- Books on spiritual and personal growth topics helped raise my awareness and enabled me to find new ways of thinking.
- Graduate school in special education and later in counseling helped me find my true calling.
- Tai chi classes taught me to be comfortable in my body and excited about my own energy flow and the wisdom found within it.
- I realize that my many life challenges did not destroy my wholeness, but enriched it.
- I’ve developed a network of woman with whom I share friendship, common interests, beliefs, and talents.
- When I don’t understand something, I ask questions. I speak up and ask for what I want and need.
- Meditative music provides an inspirational background for my writing. I am listening to an ancient chant right now.
- Before I got out of bed today, I said good morning to my spiritual family and guidance team, listened to what they had to say, did some personal energy healing work and then went downstairs where I used my 8 chakra chimes to say good morning to Mother Nature and chant the 8 note scale.
- I intentionally live near water and nature because I am soothed at soul level by the sights, sounds, smells, and energetic feel of the natural environment.
- The Earthing Company provides a mat that I use on my pillow to neutralize EMF pollution while I sleep.
- My journal holds my insights, intuitive experiences, information from my spiritual family, life experiences, and meditations that are meaningful, enjoyable, and fun.
- When weather permits, I walk with my dog Cozmo. Sometimes it is a slow meditative walk, and at other times my walk is for pure enjoyment.
- My goal is to eat organic and as few GMO foods as possible.
- I’ve learned that smiling, laughter, and a positive attitude are essential.
- I now know that I create my own reality, and if I don’t like it I can work to change it.
- I am learning through experience that the only limitations I have in life are in my own head.
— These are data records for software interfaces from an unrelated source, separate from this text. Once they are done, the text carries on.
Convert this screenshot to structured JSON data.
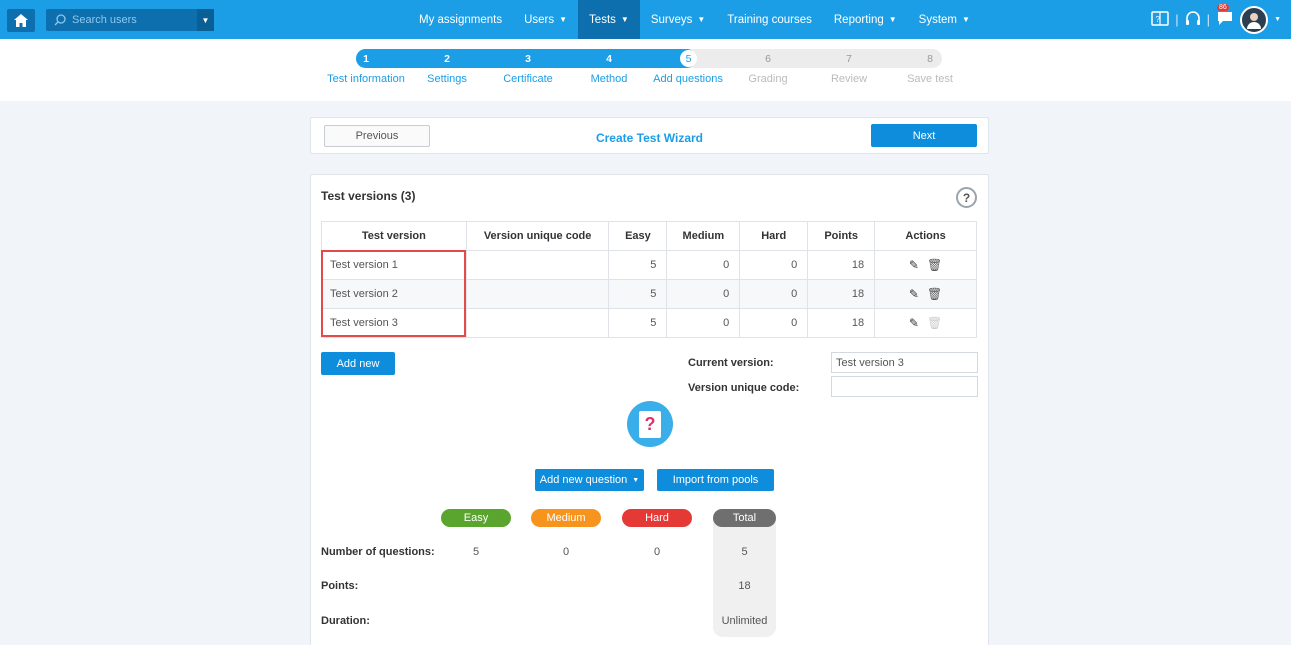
{
  "topbar": {
    "search_placeholder": "Search users",
    "menu": [
      {
        "label": "My assignments",
        "caret": false
      },
      {
        "label": "Users",
        "caret": true
      },
      {
        "label": "Tests",
        "caret": true
      },
      {
        "label": "Surveys",
        "caret": true
      },
      {
        "label": "Training courses",
        "caret": false
      },
      {
        "label": "Reporting",
        "caret": true
      },
      {
        "label": "System",
        "caret": true
      }
    ],
    "notification_count": "86"
  },
  "steps": [
    {
      "num": "1",
      "label": "Test information"
    },
    {
      "num": "2",
      "label": "Settings"
    },
    {
      "num": "3",
      "label": "Certificate"
    },
    {
      "num": "4",
      "label": "Method"
    },
    {
      "num": "5",
      "label": "Add questions"
    },
    {
      "num": "6",
      "label": "Grading"
    },
    {
      "num": "7",
      "label": "Review"
    },
    {
      "num": "8",
      "label": "Save test"
    }
  ],
  "current_step": 5,
  "wizard": {
    "previous_label": "Previous",
    "title": "Create Test Wizard",
    "next_label": "Next"
  },
  "versions": {
    "title": "Test versions (3)",
    "help": "?",
    "columns": [
      "Test version",
      "Version unique code",
      "Easy",
      "Medium",
      "Hard",
      "Points",
      "Actions"
    ],
    "rows": [
      {
        "name": "Test version 1",
        "code": "",
        "easy": "5",
        "medium": "0",
        "hard": "0",
        "points": "18"
      },
      {
        "name": "Test version 2",
        "code": "",
        "easy": "5",
        "medium": "0",
        "hard": "0",
        "points": "18"
      },
      {
        "name": "Test version 3",
        "code": "",
        "easy": "5",
        "medium": "0",
        "hard": "0",
        "points": "18"
      }
    ],
    "add_new_label": "Add new",
    "current_version_label": "Current version:",
    "current_version_value": "Test version 3",
    "unique_code_label": "Version unique code:",
    "unique_code_value": ""
  },
  "questions": {
    "add_question_label": "Add new question",
    "import_label": "Import from pools",
    "difficulty": {
      "easy": "Easy",
      "medium": "Medium",
      "hard": "Hard",
      "total": "Total"
    },
    "colors": {
      "easy": "#5aa52e",
      "medium": "#f7941d",
      "hard": "#e53935",
      "total": "#6f6f6f",
      "accent": "#1b9ee6"
    },
    "number_label": "Number of questions:",
    "points_label": "Points:",
    "duration_label": "Duration:",
    "number": {
      "easy": "5",
      "medium": "0",
      "hard": "0",
      "total": "5"
    },
    "points_total": "18",
    "duration_total": "Unlimited"
  }
}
- “I am worthy of giving and receiving unconditional love.” ~ Janet Nestor; Affirmation p. 100: Nurturing Wellness through Radical Self-care